package com.codetutr.config;

import org.springframework.context.annotation.Bean;
import org.springframework.context.annotation.Configuration;
import com.codetutr.dao.PersonDao;
import com.codetutr.service.PersonService;

@Configuration
public class AppConfig {

    @Bean
    public PersonService personService() {
        return new PersonService(personDao());
    }

    @Bean
    public PersonDao personDao() {
        PersonDao personDao = new PersonDao();
        personDao.setEndpoint("localhost");
        return personDao();
    }

}

It is a pretty-simple one-to-one conversion. Each <beans> document is translated into a Java class annotated with @Configuration. Each <bean> element is translated into a single method annotated with @Bean. The name of the method corresponds to the bean ID. To reference another bean in JavaConfig, you just call the method for the desired bean (see personService above).

One other observation I have had about Spring JavaConfig is that it is more natural to use constructor injection over setter injection – because it results in a one-line method. This is a plus to me, as I usually prefer constructor injection. If a class requires certain dependencies to function properly, I prefer to require them in the constructor. That way, I can ensure that the class is initialized into a valid state. I have noticed that, for whatever reason, constructor injection seems to be rarely used in XML configuration. Maybe constructor-arg is too hard to remember? I don’t know, but I like that JavaConfig seems to be bringing that back some.

Now, to bootstrap the JavaConfig Application Context, Spring has provided a new ApplicationContext implementation: AnnotationConfigApplicationContext. It is used the same as we are used to using ClassPathXmlApplicationContext:

ApplicationContext ctx = new AnnotationConfigApplicationContext(AppConfig.class);
PersonService personService = ctx.getBean(PersonService.class);

Or if you’re in a web application:

<servlet>
    <servlet-name>myServlet</servlet-name>
    <servlet-class>org.springframework.web.servlet.DispatcherServlet</servlet-class>
    <init-param>
        <param-name>contextClass</param-name>
        <param-value>org.springframework.web.context.support.AnnotationConfigWebApplicationContext</param-value>
    </init-param>
    <init-param>
        <param-name>contextConfigLocation</param-name>
        <param-value>com.codetutr.config.AppConfig</param-value>
    </init-param>
    <load-on-startup>1</load-on-startup>
</servlet>

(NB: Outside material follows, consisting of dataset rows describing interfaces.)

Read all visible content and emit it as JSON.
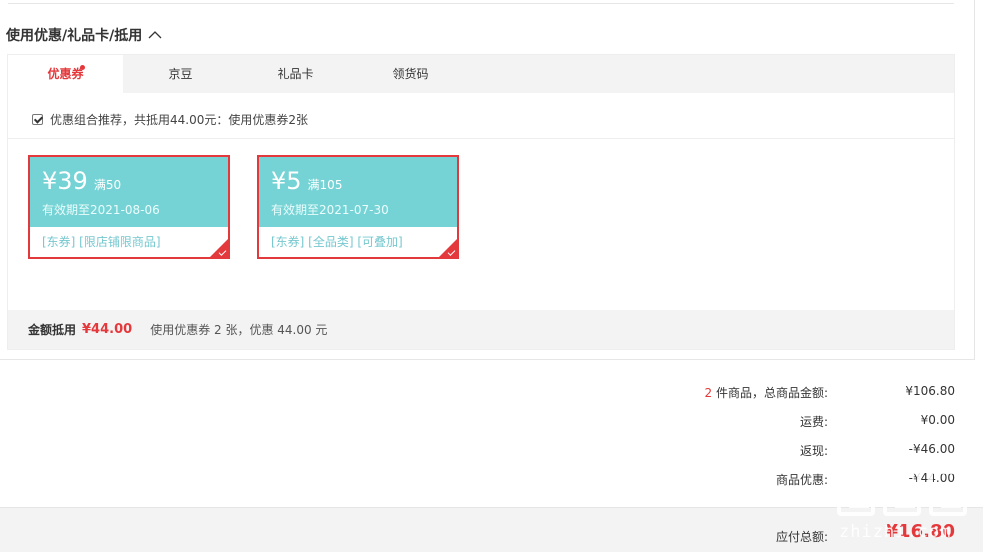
{
  "section_title": "使用优惠/礼品卡/抵用",
  "tabs": [
    {
      "label": "优惠券",
      "active": true,
      "has_dot": true
    },
    {
      "label": "京豆",
      "active": false
    },
    {
      "label": "礼品卡",
      "active": false
    },
    {
      "label": "领货码",
      "active": false
    }
  ],
  "combo": {
    "checked": true,
    "text": "优惠组合推荐，共抵用44.00元：使用优惠券2张"
  },
  "coupons": [
    {
      "amount": "¥39",
      "threshold": "满50",
      "valid": "有效期至2021-08-06",
      "tags": "[东券] [限店铺限商品]",
      "selected": true
    },
    {
      "amount": "¥5",
      "threshold": "满105",
      "valid": "有效期至2021-07-30",
      "tags": "[东券] [全品类] [可叠加]",
      "selected": true
    }
  ],
  "summary": {
    "label": "金额抵用",
    "amount": "¥44.00",
    "desc": "使用优惠券 2 张，优惠 44.00 元"
  },
  "totals": {
    "count": "2",
    "goods_label": "件商品，总商品金额:",
    "goods_value": "¥106.80",
    "shipping_label": "运费:",
    "shipping_value": "¥0.00",
    "cashback_label": "返现:",
    "cashback_value": "-¥46.00",
    "discount_label": "商品优惠:",
    "discount_value": "-¥44.00"
  },
  "pay": {
    "label": "应付总额:",
    "value": "¥16.80"
  },
  "watermark": {
    "text": "zhizhi.com"
  },
  "colors": {
    "accent": "#e4393c",
    "coupon_teal": "#76d3d5",
    "bar_gray": "#f3f3f3"
  }
}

Note, that a package name or class-name can be passed in for the contextConfigLocation param above.

Or finally, if you’re using Servlet 3′s Java configuration:

public class SpringWebAppInitializer implements WebApplicationInitializer {
    @Override
    public void onStartup(final ServletContext servletContext) throws ServletException {
        final AnnotationConfigWebApplicationContext springContext = new AnnotationConfigWebApplicationContext();
        springContext.register(AppConfig.class);

        final ServletRegistration.Dynamic springServlet = servletContext.addServlet("myServlet", new DispatcherServlet(springContext));
        springServlet.setLoadOnStartup(1);
        springServlet.addMapping("/*");
    }
}

This post just scratched the surface of JavaConfig. I will follow-up with posts on how to import beans from other @Configuration classes or XML files as well as how to use custom namespaces. Also check out my post on how to set up a Spring-MVC application using JavaConfig.

What do you think? Was this article useful? Still a fan of XML configuration? Let me know in the comments.

-Steve

Resources
SpringSource Blog – Spring 3.1-m2 Spring MVC Enhancements 2
Tagged with: , , ,
Posted in Spring
Follow Me
RSS FeedFollow me on Twitter
Sponsored
Categories